● **Work instructions**
Search the records for "subtitle". Report every line where it occurs.

Exercise inputs Start Marker

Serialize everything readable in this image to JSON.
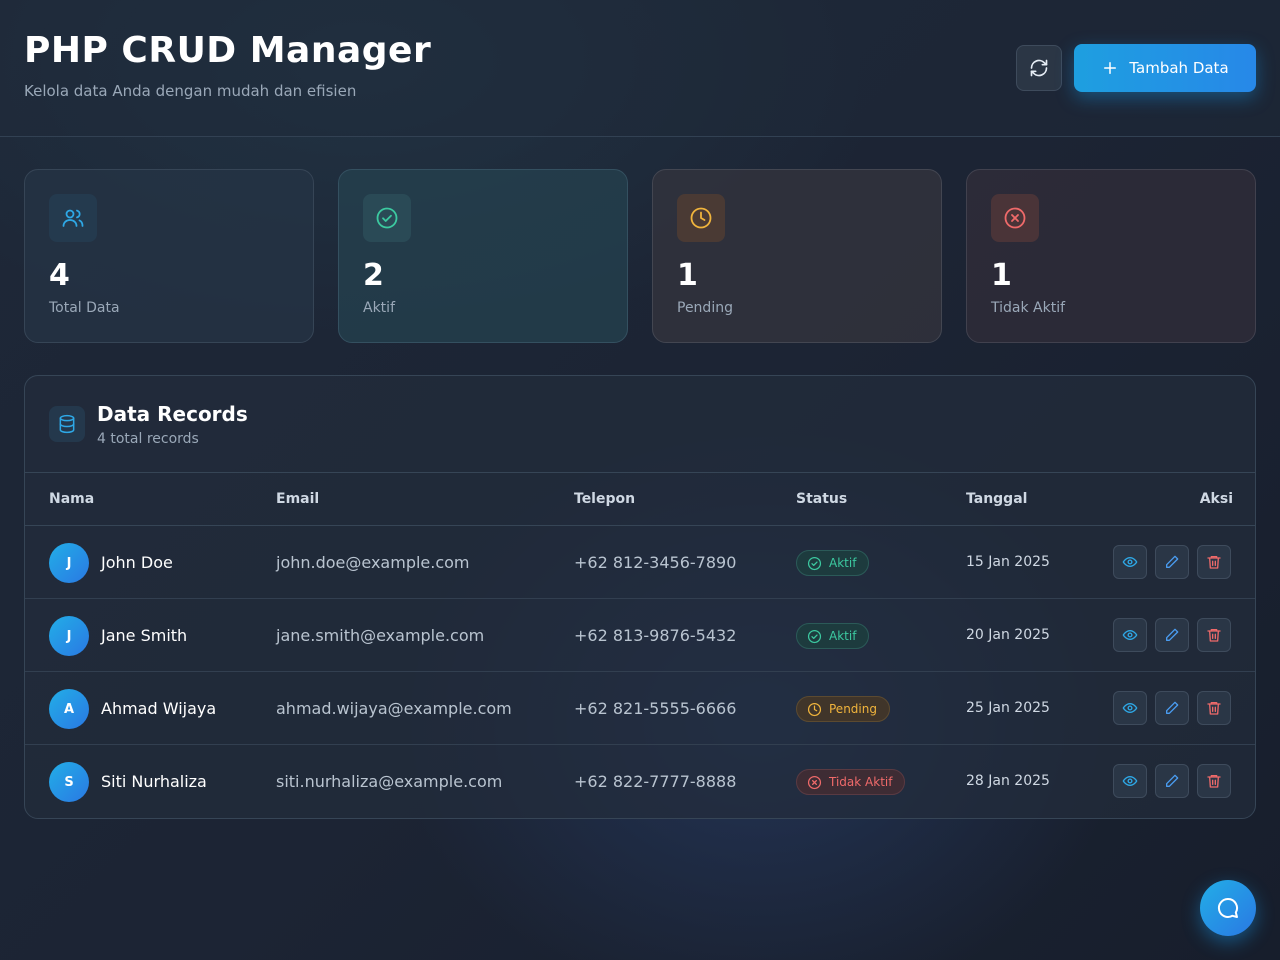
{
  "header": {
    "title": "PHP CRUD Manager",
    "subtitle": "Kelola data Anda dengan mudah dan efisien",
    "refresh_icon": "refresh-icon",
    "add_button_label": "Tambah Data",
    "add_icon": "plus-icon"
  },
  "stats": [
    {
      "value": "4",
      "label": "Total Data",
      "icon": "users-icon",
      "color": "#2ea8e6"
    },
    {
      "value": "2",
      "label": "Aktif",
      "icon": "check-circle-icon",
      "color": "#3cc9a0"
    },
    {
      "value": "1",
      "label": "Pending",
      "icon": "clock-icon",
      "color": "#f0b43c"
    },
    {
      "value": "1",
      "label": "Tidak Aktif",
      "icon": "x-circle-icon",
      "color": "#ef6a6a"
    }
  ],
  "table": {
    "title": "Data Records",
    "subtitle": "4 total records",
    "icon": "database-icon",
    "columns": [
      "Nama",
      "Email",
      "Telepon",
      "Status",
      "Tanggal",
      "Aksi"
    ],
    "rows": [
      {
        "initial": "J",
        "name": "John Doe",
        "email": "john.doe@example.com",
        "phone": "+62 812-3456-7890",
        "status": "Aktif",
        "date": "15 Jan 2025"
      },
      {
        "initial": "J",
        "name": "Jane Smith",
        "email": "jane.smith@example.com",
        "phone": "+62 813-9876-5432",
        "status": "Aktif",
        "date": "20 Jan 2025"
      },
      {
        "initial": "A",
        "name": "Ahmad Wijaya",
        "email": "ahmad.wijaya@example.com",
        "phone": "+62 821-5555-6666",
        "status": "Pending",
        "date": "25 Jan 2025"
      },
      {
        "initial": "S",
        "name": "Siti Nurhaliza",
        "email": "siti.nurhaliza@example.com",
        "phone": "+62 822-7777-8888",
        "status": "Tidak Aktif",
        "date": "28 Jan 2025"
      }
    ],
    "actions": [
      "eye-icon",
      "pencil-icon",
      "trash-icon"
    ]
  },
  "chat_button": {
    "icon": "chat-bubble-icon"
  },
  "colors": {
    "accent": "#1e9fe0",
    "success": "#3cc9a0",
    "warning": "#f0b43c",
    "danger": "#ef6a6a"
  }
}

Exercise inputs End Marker

● **Response to the exercise**
    "subtitle": "Kelola data Anda dengan mudah dan efisien",
    "subtitle": "4 total records",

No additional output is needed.